Well, we have never gotten out of desperate situations in this country with a scarcity mindset. We have never austerity’d our way to prosperity, ever. It’s never happened. The only way we got out of the Great Depression is through a massive injection of public investment, and also a massive expansion in public ambition and the idea of what is possible in America. We’re not gonna get out of this through incrementalism. We need moonshots.
What do you think you know that the old guard doesn’t?
One of the things that I bring to the table is a visceral understanding that people under 40 have been shaped by an entirely different set of events. We’ve literally grown up in different Americas. They were shaped by a Cold War America, a post-World War II America; and we are an Iraq War America, a 9/11 America, a hyper-capitalism-has-never-worked-for-us, Great Recession America. People are used to talking about millennials as if we’re teenagers. We’re in our thirties now. We’re raising kids and getting married and having families, and we have mortgages and student-loan debt. It’s important that [Congress is] in touch. People tend to interpret this as me railing against older people and being ageist. But that’s not what this is about. It’s a problem of representation. We don’t have enough intergenerational representation. We largely have one generation. That’s not to say that one generation should be out of power, it’s that others should be here as well.
Do you still have student-loan debt?
Of course I do, yeah! I’m 29 years old.
What’s the last thing that made you really angry? And how do people harness that anger so that we can make it productive?
Especially women. Because we’re not allowed to be angry.
Exactly. Or ugly or fat or opinionated.
Yep. You’re just allowed to be pretty and quiet. And then as a woman of color, too, it’s even more of a stereotype. Where even if you’re not being angry, they’ll attribute anger to you.

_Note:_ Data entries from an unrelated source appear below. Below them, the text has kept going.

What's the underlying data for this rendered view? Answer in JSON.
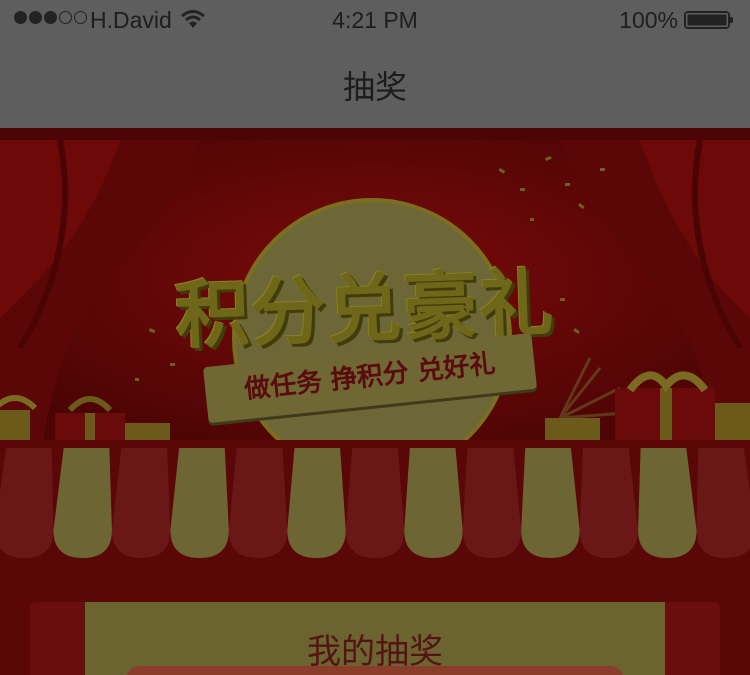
{
  "status_bar": {
    "carrier": "H.David",
    "time": "4:21 PM",
    "battery": "100%",
    "signal_icon": "signal-dots-icon",
    "wifi_icon": "wifi-icon",
    "battery_icon": "battery-icon"
  },
  "nav": {
    "title": "抽奖"
  },
  "banner": {
    "title": "积分兑豪礼",
    "slogan": "做任务  挣积分 兑好礼"
  },
  "panel": {
    "title": "我的抽奖"
  },
  "colors": {
    "overlay_gray": "#5e5e5e",
    "banner_red": "#6a0606",
    "gold": "#6f6734",
    "dark_red": "#5a0707"
  }
}
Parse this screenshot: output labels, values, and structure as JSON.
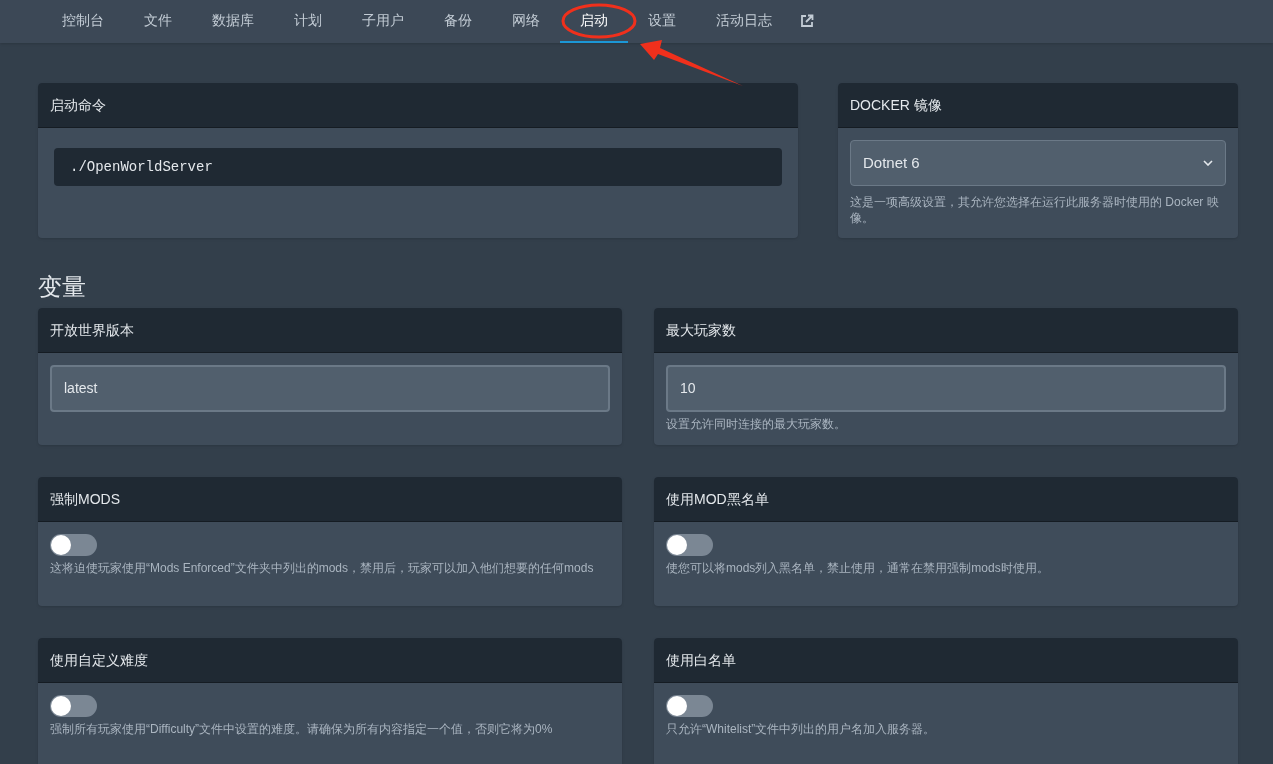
{
  "nav": {
    "tabs": [
      {
        "label": "控制台",
        "selected": false
      },
      {
        "label": "文件",
        "selected": false
      },
      {
        "label": "数据库",
        "selected": false
      },
      {
        "label": "计划",
        "selected": false
      },
      {
        "label": "子用户",
        "selected": false
      },
      {
        "label": "备份",
        "selected": false
      },
      {
        "label": "网络",
        "selected": false
      },
      {
        "label": "启动",
        "selected": true
      },
      {
        "label": "设置",
        "selected": false
      },
      {
        "label": "活动日志",
        "selected": false
      }
    ]
  },
  "startup": {
    "title": "启动命令",
    "command": "./OpenWorldServer"
  },
  "docker": {
    "title": "DOCKER 镜像",
    "value": "Dotnet 6",
    "description": "这是一项高级设置，其允许您选择在运行此服务器时使用的 Docker 映像。"
  },
  "variables_heading": "变量",
  "variables": [
    {
      "kind": "field",
      "title": "开放世界版本",
      "value": "latest"
    },
    {
      "kind": "field",
      "title": "最大玩家数",
      "value": "10",
      "description": "设置允许同时连接的最大玩家数。"
    },
    {
      "kind": "toggle",
      "title": "强制MODS",
      "on": false,
      "description": "这将迫使玩家使用“Mods Enforced”文件夹中列出的mods，禁用后，玩家可以加入他们想要的任何mods"
    },
    {
      "kind": "toggle",
      "title": "使用MOD黑名单",
      "on": false,
      "description": "使您可以将mods列入黑名单，禁止使用，通常在禁用强制mods时使用。"
    },
    {
      "kind": "toggle",
      "title": "使用自定义难度",
      "on": false,
      "description": "强制所有玩家使用“Difficulty”文件中设置的难度。请确保为所有内容指定一个值，否则它将为0%"
    },
    {
      "kind": "toggle",
      "title": "使用白名单",
      "on": false,
      "description": "只允许“Whitelist”文件中列出的用户名加入服务器。"
    }
  ]
}
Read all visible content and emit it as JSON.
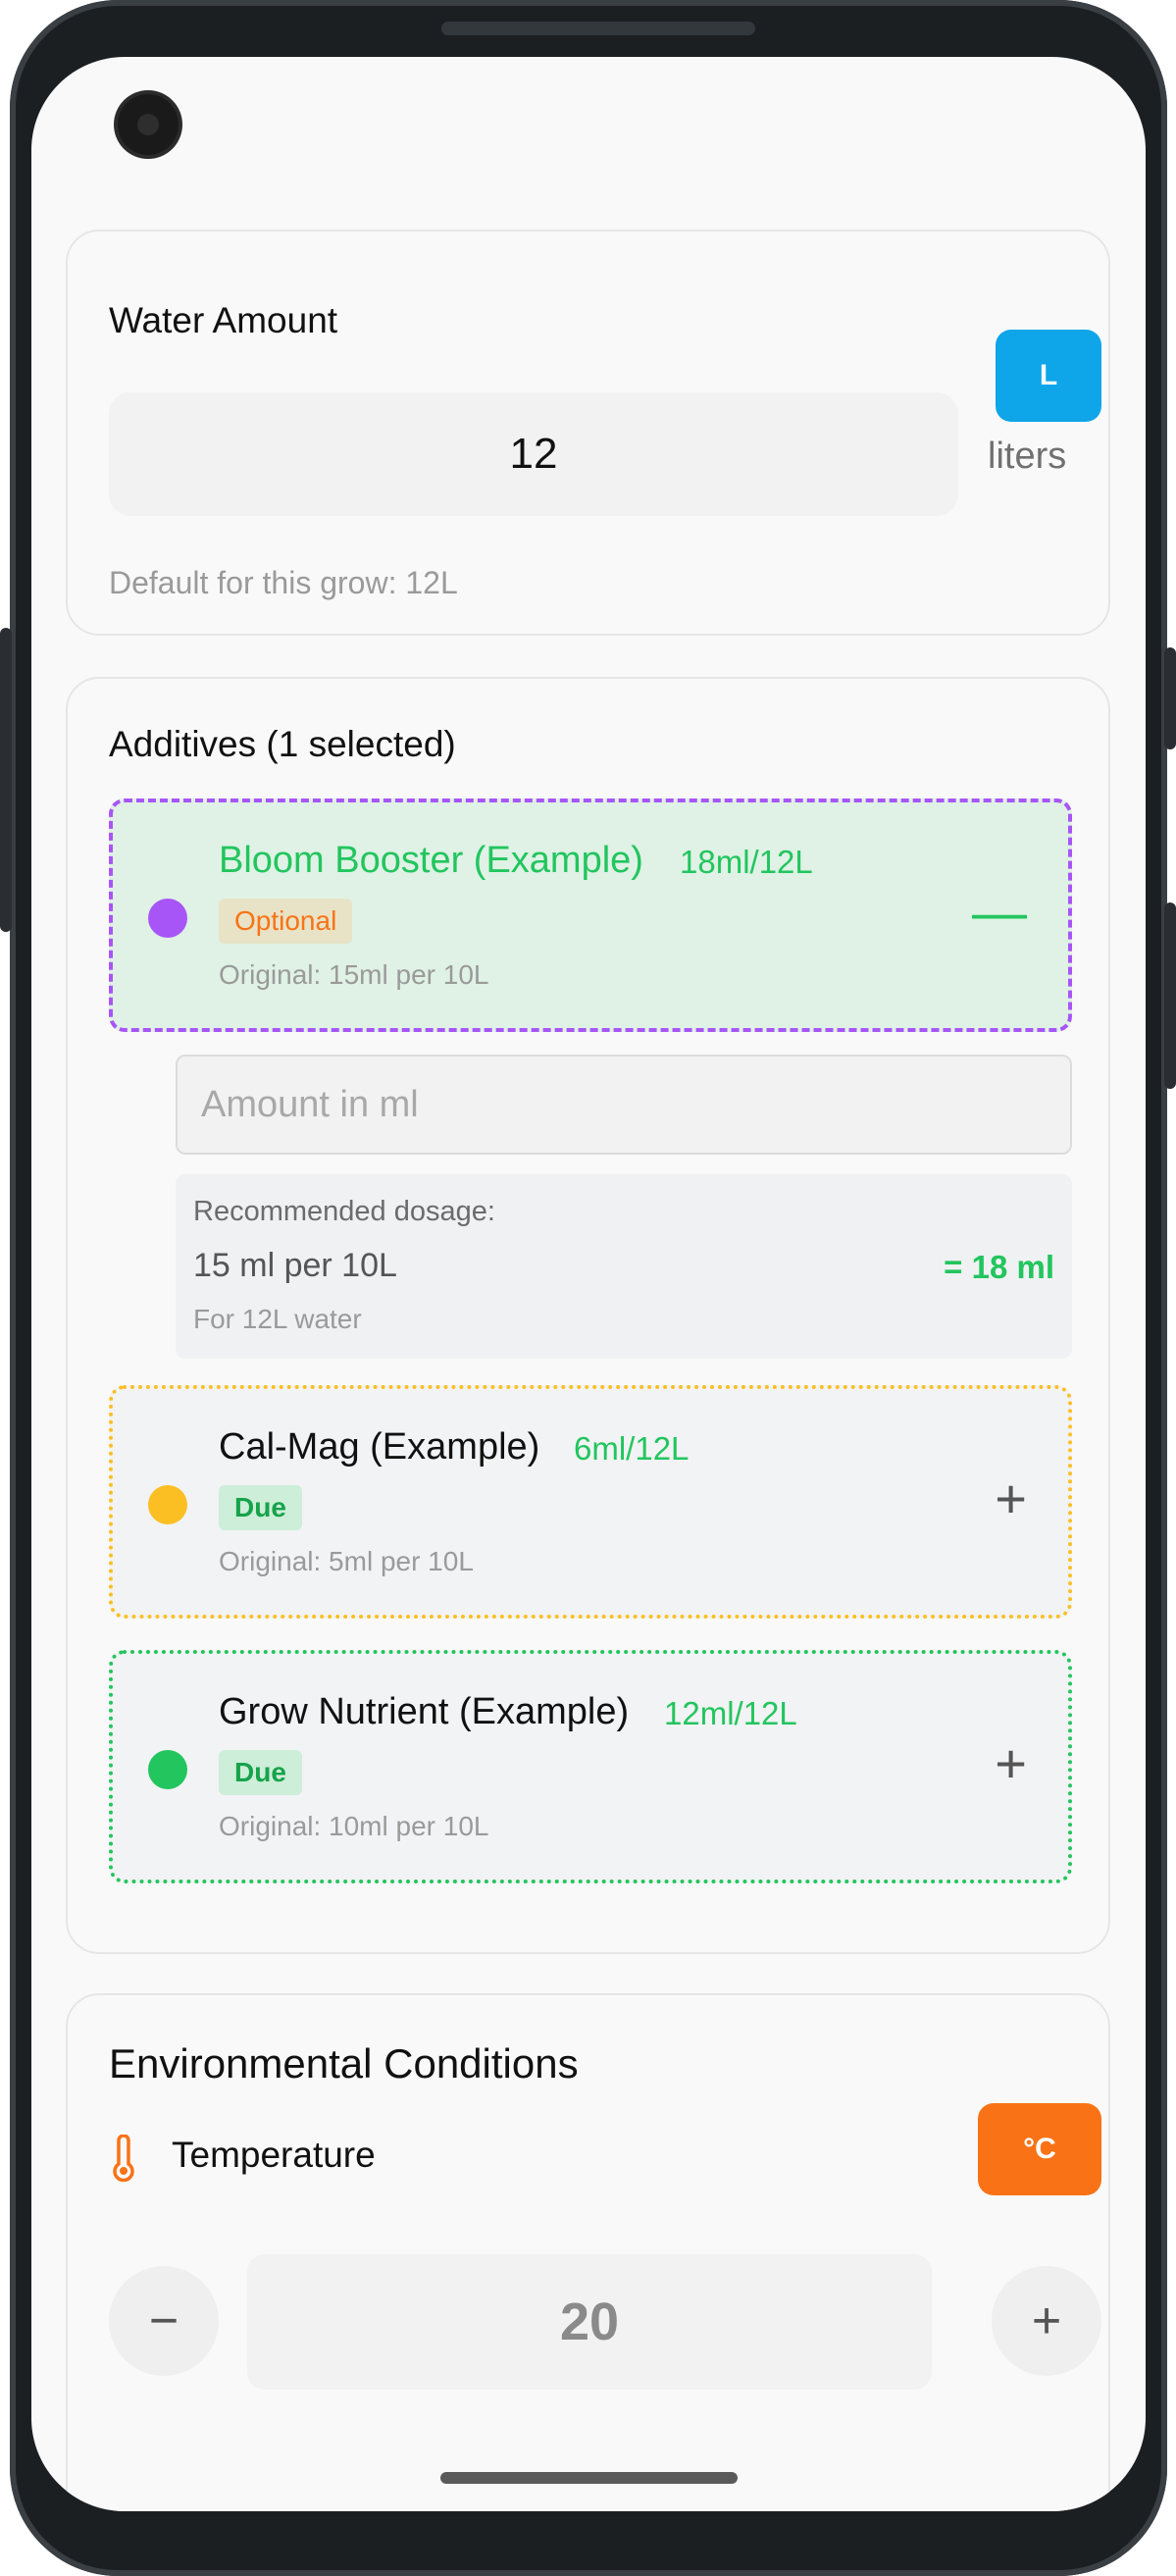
{
  "water": {
    "title": "Water Amount",
    "unit_button": "L",
    "value": "12",
    "unit_label": "liters",
    "default_note": "Default for this grow: 12L"
  },
  "additives": {
    "title": "Additives (1 selected)",
    "items": [
      {
        "name": "Bloom Booster (Example)",
        "amount": "18ml/12L",
        "badge": "Optional",
        "original": "Original: 15ml per 10L",
        "dot_color": "#a855f7",
        "selected": true,
        "toggle": "—"
      },
      {
        "name": "Cal-Mag (Example)",
        "amount": "6ml/12L",
        "badge": "Due",
        "original": "Original: 5ml per 10L",
        "dot_color": "#fbbf24",
        "selected": false,
        "toggle": "+"
      },
      {
        "name": "Grow Nutrient (Example)",
        "amount": "12ml/12L",
        "badge": "Due",
        "original": "Original: 10ml per 10L",
        "dot_color": "#22c55e",
        "selected": false,
        "toggle": "+"
      }
    ],
    "amount_input": {
      "placeholder": "Amount in ml"
    },
    "dosage": {
      "label": "Recommended dosage:",
      "rate": "15 ml per 10L",
      "result": "= 18 ml",
      "note": "For 12L water"
    }
  },
  "environment": {
    "title": "Environmental Conditions",
    "temperature": {
      "label": "Temperature",
      "unit_button": "°C",
      "value": "20",
      "decrement": "−",
      "increment": "+",
      "icon": "thermometer-icon"
    }
  },
  "colors": {
    "accent_blue": "#0ea5e9",
    "accent_orange": "#f97316",
    "green": "#22c55e",
    "purple": "#a855f7",
    "yellow": "#fbbf24"
  }
}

The last time I was pissed was the president’s bullshit border address, watching this guy just be racist from the Oval Office. I saw it as a defilement. In terms of how we channel it, we just take that anger and that energy and use it to say, “This is why we need the moonshot.”
Do you worry that in pushing the Democratic Party more left, you’re only going to polarize the country more?
I think it’s wrong to say that what I’m proposing is polarizing the country. What we are seeing now is a ruling class of corporations and a very small elite that have captured government. The Koch brothers own every Republican in the Senate. They own ’em. They don’t cast a vote unless their sugar daddies tell ’em what to do. But 70 percent of Americans believe in Medicare for all. Ninety percent of Americans believe we need to get money out of politics. Eighty-something [percent] believe that climate change is a real, systemic and urgent problem. Sixty-seven percent of Americans believe that immigrants are a positive force in the United States of America. I believe that I’m fighting for the American consensus.
You told Anderson Cooper you want people to underestimate you because that’s how you won your primary. When is it safe to let that go and unabashedly take charge?
People like to make these disparaging statements, like, “Oh, she’s good at Twitter. Is she gonna be an actual legislator?” I think it’s fine at the outset to be underestimated in that capacity. Where I do tell people to come correct is when they try to paint me as unintelligent, as unsubstantive. That’s when you see me fire back. When you call Elizabeth Warren or Kamala Harris “unlikable,” that’s an unsubstantial, unsubstantive, fluff, bullshit, misogynistic word to use. Unlikable? What is that? It’s not a policy critique. Paul Ryan was a con man for 10 years, and he was called a wunderkind for policies that were designed to just gut working families dry. But I’m the charlatan. So . . .
You’re 29, and you’re in Congress. Where do you go from here?
I have no idea. I mean, I go where people tell me to go, and I mean, like, the People.
Not just any people.
Not just anyone. As long as I’m effective, I’ll be here.